Kvistad said the park, which is shaped like an amphitheater facing the Hudson River, has ideal natural acoustics. People should bring a blanket or chair; food vendors will be at the site. A portion of the proceeds raised from the numerous local businesses that support the event will be donated to Family of Woodstock’s cancer treatment program, in memory of the late Kathy Janeczek, Kingston’s beloved former town clerk. To make a donation, visit www.drumboogiefestival.com.
October kicks off with a two month long Dream Festival. The Dream Festival is an international celebration of dreams and dreamers curated by Kingston based author and dream facilitator Ione. Going on its 16th year, this global community event includes artwork, performances and workshops by world-class artists, everyday dreamers and inspired beings.
Then the Italian Festival happens on Sunday, October 2. Lower Broadway and the Strand will be festooned with colorful, light-strewn arches, in an echo of New York’s famous San Gennaro festival. Instead of the usual fried dough and cotton candy, however, the booths will be manned by staff from local restaurants, complementing the neighborhood eateries, offering a healthy and delicious “taste of the mid Hudson Valley,” according to Denis White, marketing director of the newly formed nonprofit organization, Kingston’s Waterfront Marketing Inc., which is hosting the event.
The musical performers include Bell’Accordio, a four-piece band playing traditional Italian music. Local artists and craftspeople will display their work along the creekside walkway as well as submit a work of art inspired by Leonardo DaVinci’s Mona Lisa. A stage hosting a rally for the Queens Galley, broadcast on radio station WBPM, will be set up along Broadway. Activities for kids and adults include a pizza making lesson, spaghetti eating contest, and games of bocci. A Vespa scooter will be raffled off to a lucky winner.

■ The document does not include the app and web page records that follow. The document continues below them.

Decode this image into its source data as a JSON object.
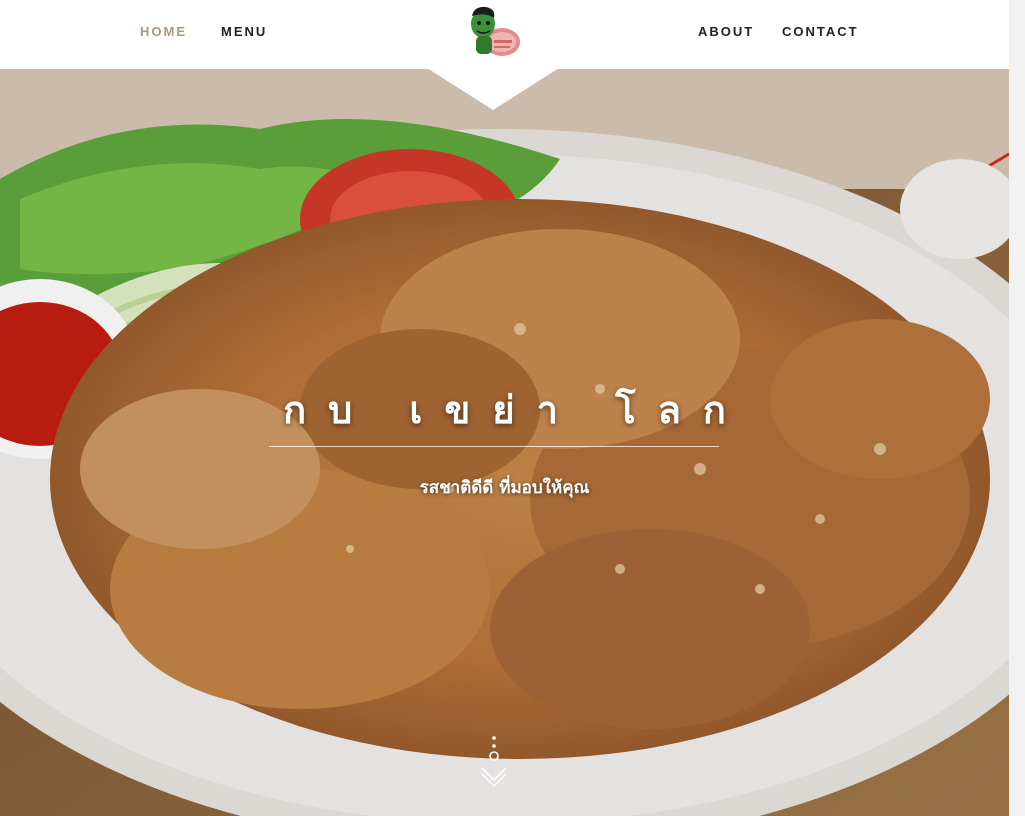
{
  "nav": {
    "home": "HOME",
    "menu": "MENU",
    "about": "ABOUT",
    "contact": "CONTACT"
  },
  "hero": {
    "title": "กบ เขย่า โลก",
    "subtitle": "รสชาติดีดี ที่มอบให้คุณ"
  },
  "colors": {
    "accent": "#a89a82",
    "nav_text": "#222222",
    "nav_bg": "#ffffff"
  },
  "icons": {
    "logo": "frog-mascot-logo",
    "scroll": "scroll-down-icon"
  }
}
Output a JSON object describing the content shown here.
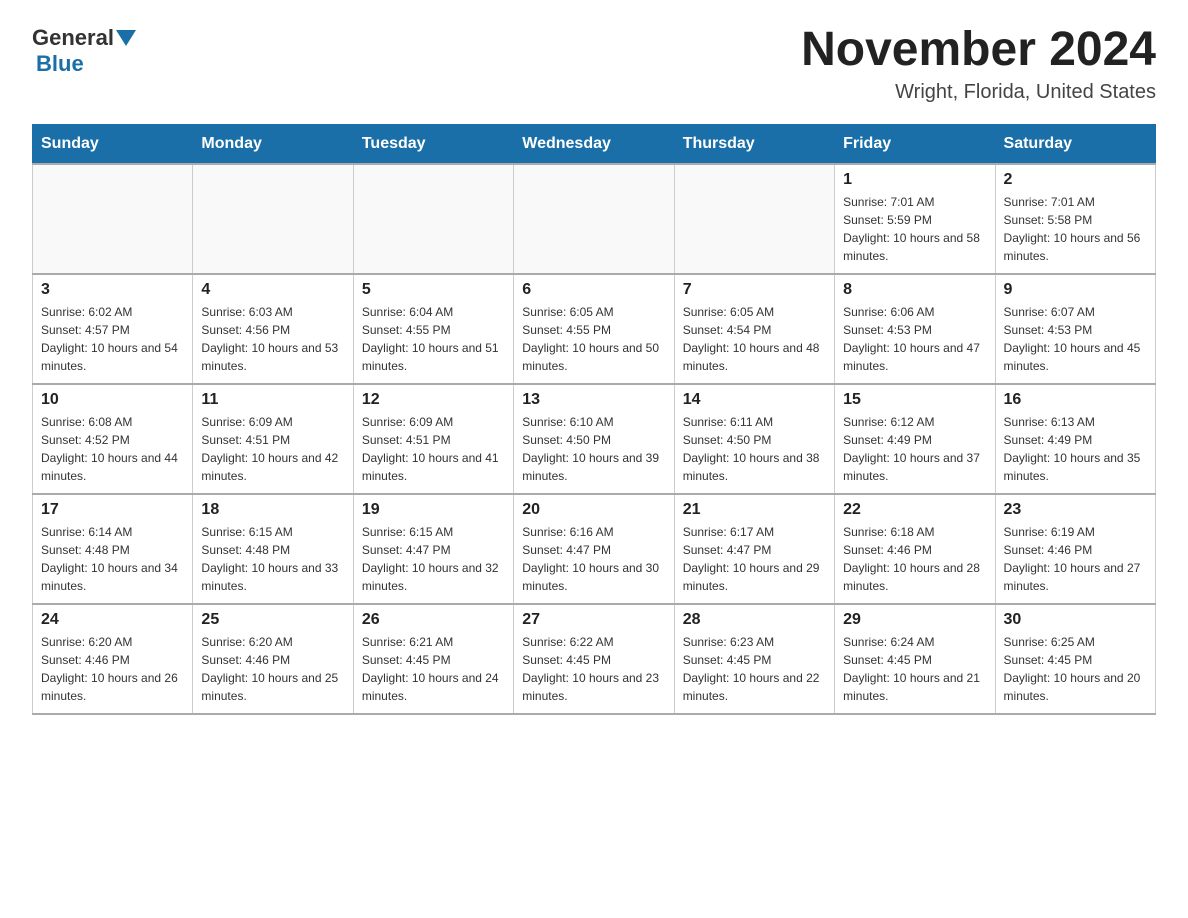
{
  "header": {
    "logo_general": "General",
    "logo_blue": "Blue",
    "month_title": "November 2024",
    "location": "Wright, Florida, United States"
  },
  "weekdays": [
    "Sunday",
    "Monday",
    "Tuesday",
    "Wednesday",
    "Thursday",
    "Friday",
    "Saturday"
  ],
  "weeks": [
    [
      {
        "day": "",
        "info": ""
      },
      {
        "day": "",
        "info": ""
      },
      {
        "day": "",
        "info": ""
      },
      {
        "day": "",
        "info": ""
      },
      {
        "day": "",
        "info": ""
      },
      {
        "day": "1",
        "info": "Sunrise: 7:01 AM\nSunset: 5:59 PM\nDaylight: 10 hours and 58 minutes."
      },
      {
        "day": "2",
        "info": "Sunrise: 7:01 AM\nSunset: 5:58 PM\nDaylight: 10 hours and 56 minutes."
      }
    ],
    [
      {
        "day": "3",
        "info": "Sunrise: 6:02 AM\nSunset: 4:57 PM\nDaylight: 10 hours and 54 minutes."
      },
      {
        "day": "4",
        "info": "Sunrise: 6:03 AM\nSunset: 4:56 PM\nDaylight: 10 hours and 53 minutes."
      },
      {
        "day": "5",
        "info": "Sunrise: 6:04 AM\nSunset: 4:55 PM\nDaylight: 10 hours and 51 minutes."
      },
      {
        "day": "6",
        "info": "Sunrise: 6:05 AM\nSunset: 4:55 PM\nDaylight: 10 hours and 50 minutes."
      },
      {
        "day": "7",
        "info": "Sunrise: 6:05 AM\nSunset: 4:54 PM\nDaylight: 10 hours and 48 minutes."
      },
      {
        "day": "8",
        "info": "Sunrise: 6:06 AM\nSunset: 4:53 PM\nDaylight: 10 hours and 47 minutes."
      },
      {
        "day": "9",
        "info": "Sunrise: 6:07 AM\nSunset: 4:53 PM\nDaylight: 10 hours and 45 minutes."
      }
    ],
    [
      {
        "day": "10",
        "info": "Sunrise: 6:08 AM\nSunset: 4:52 PM\nDaylight: 10 hours and 44 minutes."
      },
      {
        "day": "11",
        "info": "Sunrise: 6:09 AM\nSunset: 4:51 PM\nDaylight: 10 hours and 42 minutes."
      },
      {
        "day": "12",
        "info": "Sunrise: 6:09 AM\nSunset: 4:51 PM\nDaylight: 10 hours and 41 minutes."
      },
      {
        "day": "13",
        "info": "Sunrise: 6:10 AM\nSunset: 4:50 PM\nDaylight: 10 hours and 39 minutes."
      },
      {
        "day": "14",
        "info": "Sunrise: 6:11 AM\nSunset: 4:50 PM\nDaylight: 10 hours and 38 minutes."
      },
      {
        "day": "15",
        "info": "Sunrise: 6:12 AM\nSunset: 4:49 PM\nDaylight: 10 hours and 37 minutes."
      },
      {
        "day": "16",
        "info": "Sunrise: 6:13 AM\nSunset: 4:49 PM\nDaylight: 10 hours and 35 minutes."
      }
    ],
    [
      {
        "day": "17",
        "info": "Sunrise: 6:14 AM\nSunset: 4:48 PM\nDaylight: 10 hours and 34 minutes."
      },
      {
        "day": "18",
        "info": "Sunrise: 6:15 AM\nSunset: 4:48 PM\nDaylight: 10 hours and 33 minutes."
      },
      {
        "day": "19",
        "info": "Sunrise: 6:15 AM\nSunset: 4:47 PM\nDaylight: 10 hours and 32 minutes."
      },
      {
        "day": "20",
        "info": "Sunrise: 6:16 AM\nSunset: 4:47 PM\nDaylight: 10 hours and 30 minutes."
      },
      {
        "day": "21",
        "info": "Sunrise: 6:17 AM\nSunset: 4:47 PM\nDaylight: 10 hours and 29 minutes."
      },
      {
        "day": "22",
        "info": "Sunrise: 6:18 AM\nSunset: 4:46 PM\nDaylight: 10 hours and 28 minutes."
      },
      {
        "day": "23",
        "info": "Sunrise: 6:19 AM\nSunset: 4:46 PM\nDaylight: 10 hours and 27 minutes."
      }
    ],
    [
      {
        "day": "24",
        "info": "Sunrise: 6:20 AM\nSunset: 4:46 PM\nDaylight: 10 hours and 26 minutes."
      },
      {
        "day": "25",
        "info": "Sunrise: 6:20 AM\nSunset: 4:46 PM\nDaylight: 10 hours and 25 minutes."
      },
      {
        "day": "26",
        "info": "Sunrise: 6:21 AM\nSunset: 4:45 PM\nDaylight: 10 hours and 24 minutes."
      },
      {
        "day": "27",
        "info": "Sunrise: 6:22 AM\nSunset: 4:45 PM\nDaylight: 10 hours and 23 minutes."
      },
      {
        "day": "28",
        "info": "Sunrise: 6:23 AM\nSunset: 4:45 PM\nDaylight: 10 hours and 22 minutes."
      },
      {
        "day": "29",
        "info": "Sunrise: 6:24 AM\nSunset: 4:45 PM\nDaylight: 10 hours and 21 minutes."
      },
      {
        "day": "30",
        "info": "Sunrise: 6:25 AM\nSunset: 4:45 PM\nDaylight: 10 hours and 20 minutes."
      }
    ]
  ]
}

On Columbus Day weekend, October 7,8 and 9, the second annual O+ Festival will transform Uptown Kingston into an arts extravaganza, with 30 bands, including Mike & Ruthy’s Folk City, Willy Mason, and TJ Kong & the Atomic Bomb, performing at various venues, a photographic exhibition, large-scale wheat pastes by various artists (it’ll be fun finding out exactly what those are), a seven-hour performance piece by Linda Montano, various installations (including historical plaques by Norm Magnusson, a 30-foot high interactive red jute wall by Lisa Lozano, and hand-knitted cigarettes by Melissa Halvorson), and a screening of Marwencol, a documentary about the amazing tiny World War II town and scenes created and photographed by an artist with disabilities on the grounds of his home in Eddyville. In exchange for their offering of art, the participating musicians and artists can use the services of a mobile clinic, where 40 doctors, dentists and other specialists will donate their services. Suggested price for a wristband providing access to all the events is $25.